learning all the nuances, key settings, and details of the new rendering engine.
The tutorials pay for
themselves in terms of knowledge gained, time saved, and quality renders
Some people believe that training and education should be free, but when you
think about things that you might buy like a guitar or things you might want
to learn like karate, training is not automatically included for free and no one expects or
demands free guitar or karate lessons. There is an understanding and respect for the
discipline and the value
of the information shared. Nevertheless, there are many LightWave users who offer tutorials for free on You Tube, so please consider
subscribing and liking their videos, especially
West Notts, who has been consistent in making very helpful videos. It is a small way of saying you appreciate their efforts. Anthony Hall, from

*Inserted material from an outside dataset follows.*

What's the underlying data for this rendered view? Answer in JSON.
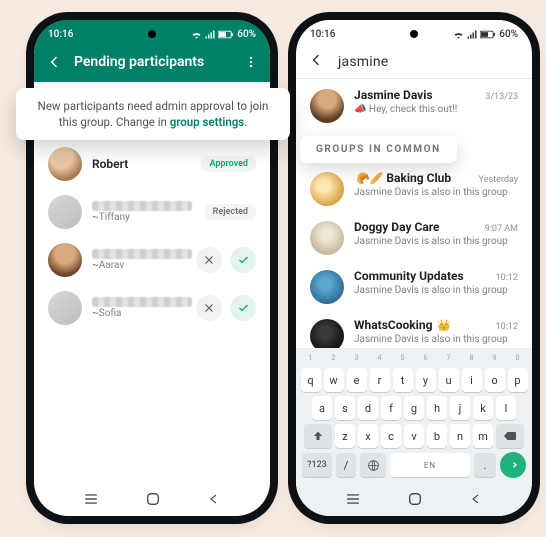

West Notts, also maintains an active and very informative Facebook page
If you have any channels or links to recommend, please email info to:
QUESTION POSTED TO YOU TUBE: WHY WOULD ANYONE USE LIGHTWAVE?
Mikael Burman replied: Fom the perspective of using LightWave, I have extensive experience with Maya, and I have also done some heavy duty render wrangling in Houdini, mainly Redshift. This question doesn't have an easy answer.... because it is like asking "Why do you like apples? I prefer lemon!"... That said.... for the price I pay, I have unlimited rendernodes... so, no render licensing I have to deal with. I have several machines here at home, and I can use them for network rendering without any additional cost regarding software. The only other package that I know of that does that is Blender. Houdini does it with Mantra, but you have to bake things out to IFD files first. Secondly, I prefer to own a license. When it comes to "what does it offer that any other tool doesn't offer"... well... it can do pretty much everything Maya can do, in some cases easier, in other cases it will involve more work. Then, there will always be those 1% edge cases where you simply can't solve it in LightWave. But those situations are extremely rare for general Cinematic work. Since I started working with LightWave and Maya on a pro level (13 years or so ago, doing cinematics work for games, and I am still going strong) there are no perfect softwares. There are times I bang my head in LightWave, wishing I should have done this in Maya, and then, I sit in Maya, fiddling with something I could have done in 5-10 minutes if I had used LightWave instead. LightWave has some interesting "oldschool" workflows that actually are very solid that I havn't really seen in other applications. But... if I have to give you my number one reason to use LW in the year of 2020... it has to be the render-engine. Especially if you work at a workplace that has many workstations. Without any additional cost, you can have all those workstations help render overnight. Almost all other applications now rely on third party rendering solutions and that can become very costly if you would need 50-60 licenses ontop of what you already pay for the 3DCC app. I should also point out that Maxons Cinema 4D and Blender started on the Amiga. ;)
Perhaps if you don't hear as much about LightWave as you do about other
programs, do not assume the program is not being used or is not as valuable as
it once was. Jet Cooper recently posted this on the LightWave forum:
And now a little humor. This is a post from the LightWave forum on May 5, 2020.